So you’re looking to buy a new car. As a Filipino worried about the cost of fuel, it is quite natural that one of the most important factors you’re considering is fuel economy.
“I’m going to buy a small car so that I can get good mileage.”
If anything, the results published by DOE and Petron dispels the myth that a smaller car has better mileage. Many factors affect fuel economy aside from the size of the car and engine. There’s the type of fuel, transmission, drag co-efficient, weight, displacement, forced induction or naturally aspirated, to name a few. But based on the study by DOE and Petron, these are the top factors to consider.
Probably the most influential factor would be either to get a gasoline or a diesel. Diesels are much more efficient simply by virtue of how diesels work. Diesels have a higher compression ratio than gasoline engines. In practice, the difference between the best result for gasoline engines and the best diesel was a whopping 9.32 Km/L. To put that into perspective, with the current fuel prices, if I were to drive 15,000 Km, the average distance I drive in a year, I would have Php 10,666.57 in savings; the same price as a new set of tires.
As far as transmissions go, if you read the previous paragraph and are now looking at a diesel, a good old stick shift is still the more fuel efficient option for diesels. (Provided that the driver has the ability to control his/her right foot.) Top 3 diesel entrants in the study were all manuals. Additionally, the Hyundai Accent which had both M/T and A/T entered in the study showed that the M/T variant 3.77 Km/L more fuel efficient than the A/T version.
It’s a different story for gasoline powered cars. If you still value the high revving smoothness of a gasoline engine over fuel economy, take note. The top 5 slots for gasoline powered cars were a combination of CVTs and M/T with CVTs taking the top two slots. This just shows that CVTs has become a proper alternative for hypermiling drivers.
What about Engine Size?
“Surely a big 3.0L engine would use more fuel than a 1.6L!”
Even I am surprised to see a pick-up top the Fuel economy test for diesels, but only because of how big the truck is. The Isuzu D-Max with a 3.0L diesel tops the list at 38.46 Km/L with a distant 2nd for the Hyundai Accent 1.6L diesel at 29.41km/L.
For gas powered engines, a Suzuki Celerio with a 1.0L engine took the number one spot with the Honda Jazz 1.5 at a close second. Even if a 1.0L topped it, you do get more car with the Jazz over the Celerio. Having that extra 50% more displacement and 1 additional cylinder at the cost of half a Km/L (0.54Km/L difference) will surely come in handy for overtakes and uphill climbs, not to mention having the extra room for 3 full sized adults in the back.

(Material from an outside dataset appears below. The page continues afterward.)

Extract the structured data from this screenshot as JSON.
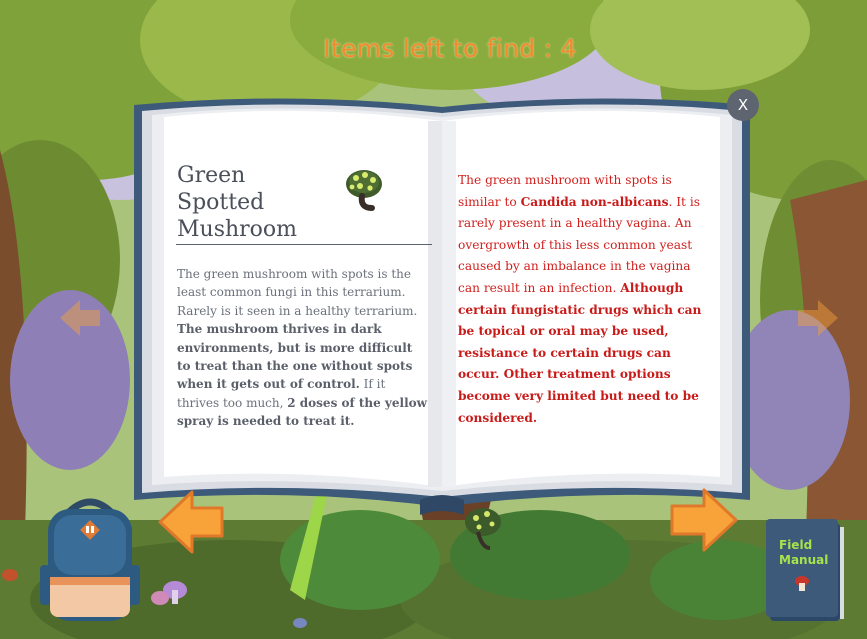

Based on fuel economy alone, it’s hard to deny that the D-Max is looking like a good pick. However, if a pick-up is too big for a city runabout and not to your liking, the Hyundai Accent diesel is a solid choice. Trust me, I bought one.
However, if you prefer a gasoline powered car, it’s worth noting that the Hyundai Elantra found itself at the 4th spot for gas powered cars; the only compact car in the top 5, surrounded by sub compacts and superminis.
Honda, notably scores the most fuel efficient 4-Cylinder gasoline engine with the Jazz, and the most fuel efficient gasoline powered crossover with the HR-V. Gear-heads will also be pleased to know performance need not burn a hole in your pocket as the Honda Civic RS scored 6th place. This is not a bad result for a performance oriented package.
The most economical 7-seater goes to Toyota Innova with a 2.8 diesel A/T. This beats the gasoline powered Honda Mobilio. On the flip side, it’s hard to ignore the absence of one Toyota Vios. I’m not sure why Toyota decided not to enter their subcompact in the study. But, the equation of their same old power plant in a heavier new body, I suspect, would not bode well for economy figures.
It’s quite difficult to compare economy between diesels and gasoline cars because the former will always have an innate advantage. Also, the high cost of gasoline fuel itself doesn’t help. However, the lower cost of production and subsequently purchase price of gasoline cars might be the deciding factor for some buyers.
References: DOE, TopGear PH
This article was written and contributed by Rey Emmanuel O. Sanchez.